Now that legalization has passed, Canadians are looking for more ways to incorporate cannabis into their day-to-day lives. Rather than wait another year for edibles to be distributed by your licensed producer, why not make them at home? (Don’t worry, that’s perfectly legal).
There are a number of quick and easy recipes online, but sometimes making a medicated oil can seem complicated and overwhelming. The simplest mistake can trip up even the biggest cannabis connoisseur. That’s why we put down our cooking utensils and decided to ask a pro the do’s and don’ts of cooking with cannabis oil.
Reena Rampersad runs the High Society Supper Club, a catering business in Hamilton, Ontario with a unique angle: they incorporate edibles into their food. Growing up, Rampersad saw her grandmother using cannabis in the making of various salves and remedies, which sparked her interest in using the plant in her own cooking. By following Rampersad’s tips, you’ll be able to avoid those common little mistakes that so-often ruin newbie’s batched and stashes.
Over-grinding your flower
When people first start out making edibles, they often make the simple mistake of over-grinding their bud. Rampersad reminds folks to not grind their bud into a powder, noting this is a common mistake a lot of first time bakers make. While it may seem logical that the finer that you grind, the more potent your end product will be, this couldn’t be farther from the truth.
“Grind it as you would if you were rolling a joint,” Rampersad explains. The reason for this being that you want to to create as much surface area as possible when you’re baking to access the THC.
Not properly activating your cannabis
We’ve all been there before: super excited to make edibles for the first time and no clue that you could or should active your weed. I mean, who knew that you needed to? So what exactly does it mean to activate or decarboxylate your cannabis?

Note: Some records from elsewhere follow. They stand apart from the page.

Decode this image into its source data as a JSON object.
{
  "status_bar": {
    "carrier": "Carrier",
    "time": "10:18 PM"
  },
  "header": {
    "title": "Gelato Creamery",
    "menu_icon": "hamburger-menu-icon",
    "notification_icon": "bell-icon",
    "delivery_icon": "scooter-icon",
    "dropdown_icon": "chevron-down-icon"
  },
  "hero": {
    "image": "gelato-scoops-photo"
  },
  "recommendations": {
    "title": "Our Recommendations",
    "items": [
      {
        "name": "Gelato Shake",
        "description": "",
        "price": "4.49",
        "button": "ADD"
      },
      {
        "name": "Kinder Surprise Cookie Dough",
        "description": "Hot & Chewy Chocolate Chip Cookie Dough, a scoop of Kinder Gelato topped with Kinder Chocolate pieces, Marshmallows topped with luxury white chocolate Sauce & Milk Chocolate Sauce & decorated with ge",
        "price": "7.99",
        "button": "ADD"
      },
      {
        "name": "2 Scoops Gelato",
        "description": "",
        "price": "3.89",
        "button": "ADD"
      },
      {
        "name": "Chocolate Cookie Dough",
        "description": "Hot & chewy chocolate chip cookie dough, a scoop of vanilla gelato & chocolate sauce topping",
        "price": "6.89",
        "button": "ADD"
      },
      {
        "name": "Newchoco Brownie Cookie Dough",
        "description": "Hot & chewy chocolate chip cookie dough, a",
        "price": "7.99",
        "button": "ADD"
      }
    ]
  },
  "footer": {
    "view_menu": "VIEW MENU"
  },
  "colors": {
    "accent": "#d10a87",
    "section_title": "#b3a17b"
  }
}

Rampersad explains that it “removes the extra carboxylic acid molecules which therefore removes an additional molecule off the THC and then activates the plant,” making it psychoactive.
This step is pretty essential in the edibles-making process, so don’t forget it. If you’re wondering the best method for activating your cannabis, it’s actually pretty easy. Rampersad always uses her toaster oven, but explains you could also use a regular oven. After you’re done grinding up your bud, “Put it on a baking sheet, stick it in a toaster oven and then bake it for approximately 45 minutes at a temperature of 220 degrees Celsius. That will activate it for you.”
Overheating your product
After you’ve finished activating your product, take it out of the toaster oven and cool it off. The next step is emulsifying the product in butter or oil. To do this, Rampersad suggests heating it up to a temperature of approximately 180 degrees on your stove top or in a crockpot. While this step is key, it’s easy to turn up the heat a little too high and burn the product. If you’re using the stove top method, Rampersad suggests using a candy thermometer in the butter or oil to check the temperature, stirring once every ten minutes for up to two hours on the stove or four hours in a crockpot. You should also add one cup of water to the mixture to avoid burning the oil or butter.
Improperly straining the oil
Once you’ve infused your butter or oil, your next step is straining. After an hour or two on the stove top, according to Rampersad, you’ll want to strain the entire thing through cheesecloth into a big bowl or a pot. She recommends using silicone mitts while doing this, as the process can get very slippery and the infusion can absorb into your hands. Beginners often fail to properly strain their infusions, which Rampersad says is very important to do. “It’s important to get a good few squeezes out there” as THC can remain in the discarded product, Rampersad explains. She notes that if you are using some kind of double mesh strainer from your kitchen, use a spoon to push everything through.
Every newcomer to edibles goes through the uncertainty and trepidation of wondering if they have the proper dosage. Rampersad recommends 10 milligrams per serving as a safe dose for anyone partaking in edibles for the first time. She notes to keep in mind that one gram of cannabis is equal to a 1000 milligrams and one gram contains about 200 milligrams of THC.
“I would absolutely say start out with 10 milligrams per serving, and just leave it at that, and give yourself a good half an hour to an hour because different people metabolize it at different rates.” She recommends starting low and going slow and educating yourself on strains and dosage before starting.
As for your oil, the ratio to keep in mind is 1 cup of oil to 1 gram of ground cannabis (about 200 milligrams of THC).
Not testing the oil’s potency
When you are about to infuse your oil, you’ll want to make sure there is an even distribution of the potency in your batch. Rampersad says that if you’ve followed the 1 cup of oil to 1 gram of ground cannabis rule of thumb, you should have an even distribution. This will give you about 10 milligrams per tablespoon of product.
If you’re making a salad dressing, hot sauce or syrup, be sure to give it a good shake before each use. Rampersad points out that while dressings and sauces can have some sediments, the infusion is already in the product.
Now that you’ve learned the tricks of the trade, check out our recipe for making your own cannabutter.